Entries from a dataset of interfaces:
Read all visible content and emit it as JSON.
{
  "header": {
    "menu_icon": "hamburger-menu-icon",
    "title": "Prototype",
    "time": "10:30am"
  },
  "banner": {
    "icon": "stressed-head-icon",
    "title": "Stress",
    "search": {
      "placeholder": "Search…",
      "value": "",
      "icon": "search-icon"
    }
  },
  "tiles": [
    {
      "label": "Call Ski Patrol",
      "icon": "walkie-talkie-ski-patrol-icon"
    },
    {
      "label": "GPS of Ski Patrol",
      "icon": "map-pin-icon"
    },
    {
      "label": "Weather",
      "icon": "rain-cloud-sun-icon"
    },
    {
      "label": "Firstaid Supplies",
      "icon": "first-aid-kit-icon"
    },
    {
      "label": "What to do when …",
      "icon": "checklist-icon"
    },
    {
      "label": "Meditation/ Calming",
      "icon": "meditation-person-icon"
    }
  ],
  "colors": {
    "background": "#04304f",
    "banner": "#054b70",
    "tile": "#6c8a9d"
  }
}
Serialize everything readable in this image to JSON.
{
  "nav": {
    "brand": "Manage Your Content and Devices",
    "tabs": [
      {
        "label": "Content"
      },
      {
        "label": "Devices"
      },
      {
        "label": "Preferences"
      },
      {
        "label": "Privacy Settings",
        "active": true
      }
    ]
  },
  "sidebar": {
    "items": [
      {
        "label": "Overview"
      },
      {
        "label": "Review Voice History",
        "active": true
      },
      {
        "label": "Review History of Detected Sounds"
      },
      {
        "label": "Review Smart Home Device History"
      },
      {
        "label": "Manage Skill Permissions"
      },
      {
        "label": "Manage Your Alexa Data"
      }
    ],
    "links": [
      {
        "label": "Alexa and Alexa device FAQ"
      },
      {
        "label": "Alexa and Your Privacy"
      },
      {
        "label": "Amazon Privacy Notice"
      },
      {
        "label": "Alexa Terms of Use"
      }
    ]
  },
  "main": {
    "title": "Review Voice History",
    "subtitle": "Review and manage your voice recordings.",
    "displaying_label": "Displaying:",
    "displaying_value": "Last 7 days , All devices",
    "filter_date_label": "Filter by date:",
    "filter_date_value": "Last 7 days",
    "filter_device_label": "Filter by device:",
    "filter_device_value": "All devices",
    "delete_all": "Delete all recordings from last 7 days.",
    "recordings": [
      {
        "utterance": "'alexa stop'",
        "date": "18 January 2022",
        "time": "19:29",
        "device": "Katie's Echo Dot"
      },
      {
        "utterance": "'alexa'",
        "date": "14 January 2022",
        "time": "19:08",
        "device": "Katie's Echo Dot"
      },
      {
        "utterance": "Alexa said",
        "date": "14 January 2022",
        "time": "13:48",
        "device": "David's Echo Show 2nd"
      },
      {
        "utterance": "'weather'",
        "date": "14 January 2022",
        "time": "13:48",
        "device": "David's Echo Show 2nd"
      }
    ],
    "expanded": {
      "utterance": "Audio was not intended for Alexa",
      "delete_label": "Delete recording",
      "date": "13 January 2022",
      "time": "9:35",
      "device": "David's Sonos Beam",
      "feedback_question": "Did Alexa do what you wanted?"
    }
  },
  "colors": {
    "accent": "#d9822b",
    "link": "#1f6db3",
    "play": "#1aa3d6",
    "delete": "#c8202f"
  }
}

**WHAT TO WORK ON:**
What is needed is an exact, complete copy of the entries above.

**WORKED SOLUTION:**
Read all visible content and emit it as JSON.
{
  "header": {
    "menu_icon": "hamburger-menu-icon",
    "title": "Prototype",
    "time": "10:30am"
  },
  "banner": {
    "icon": "stressed-head-icon",
    "title": "Stress",
    "search": {
      "placeholder": "Search…",
      "value": "",
      "icon": "search-icon"
    }
  },
  "tiles": [
    {
      "label": "Call Ski Patrol",
      "icon": "walkie-talkie-ski-patrol-icon"
    },
    {
      "label": "GPS of Ski Patrol",
      "icon": "map-pin-icon"
    },
    {
      "label": "Weather",
      "icon": "rain-cloud-sun-icon"
    },
    {
      "label": "Firstaid Supplies",
      "icon": "first-aid-kit-icon"
    },
    {
      "label": "What to do when …",
      "icon": "checklist-icon"
    },
    {
      "label": "Meditation/ Calming",
      "icon": "meditation-person-icon"
    }
  ],
  "colors": {
    "background": "#04304f",
    "banner": "#054b70",
    "tile": "#6c8a9d"
  }
}
Serialize everything readable in this image to JSON.
{
  "nav": {
    "brand": "Manage Your Content and Devices",
    "tabs": [
      {
        "label": "Content"
      },
      {
        "label": "Devices"
      },
      {
        "label": "Preferences"
      },
      {
        "label": "Privacy Settings",
        "active": true
      }
    ]
  },
  "sidebar": {
    "items": [
      {
        "label": "Overview"
      },
      {
        "label": "Review Voice History",
        "active": true
      },
      {
        "label": "Review History of Detected Sounds"
      },
      {
        "label": "Review Smart Home Device History"
      },
      {
        "label": "Manage Skill Permissions"
      },
      {
        "label": "Manage Your Alexa Data"
      }
    ],
    "links": [
      {
        "label": "Alexa and Alexa device FAQ"
      },
      {
        "label": "Alexa and Your Privacy"
      },
      {
        "label": "Amazon Privacy Notice"
      },
      {
        "label": "Alexa Terms of Use"
      }
    ]
  },
  "main": {
    "title": "Review Voice History",
    "subtitle": "Review and manage your voice recordings.",
    "displaying_label": "Displaying:",
    "displaying_value": "Last 7 days , All devices",
    "filter_date_label": "Filter by date:",
    "filter_date_value": "Last 7 days",
    "filter_device_label": "Filter by device:",
    "filter_device_value": "All devices",
    "delete_all": "Delete all recordings from last 7 days.",
    "recordings": [
      {
        "utterance": "'alexa stop'",
        "date": "18 January 2022",
        "time": "19:29",
        "device": "Katie's Echo Dot"
      },
      {
        "utterance": "'alexa'",
        "date": "14 January 2022",
        "time": "19:08",
        "device": "Katie's Echo Dot"
      },
      {
        "utterance": "Alexa said",
        "date": "14 January 2022",
        "time": "13:48",
        "device": "David's Echo Show 2nd"
      },
      {
        "utterance": "'weather'",
        "date": "14 January 2022",
        "time": "13:48",
        "device": "David's Echo Show 2nd"
      }
    ],
    "expanded": {
      "utterance": "Audio was not intended for Alexa",
      "delete_label": "Delete recording",
      "date": "13 January 2022",
      "time": "9:35",
      "device": "David's Sonos Beam",
      "feedback_question": "Did Alexa do what you wanted?"
    }
  },
  "colors": {
    "accent": "#d9822b",
    "link": "#1f6db3",
    "play": "#1aa3d6",
    "delete": "#c8202f"
  }
}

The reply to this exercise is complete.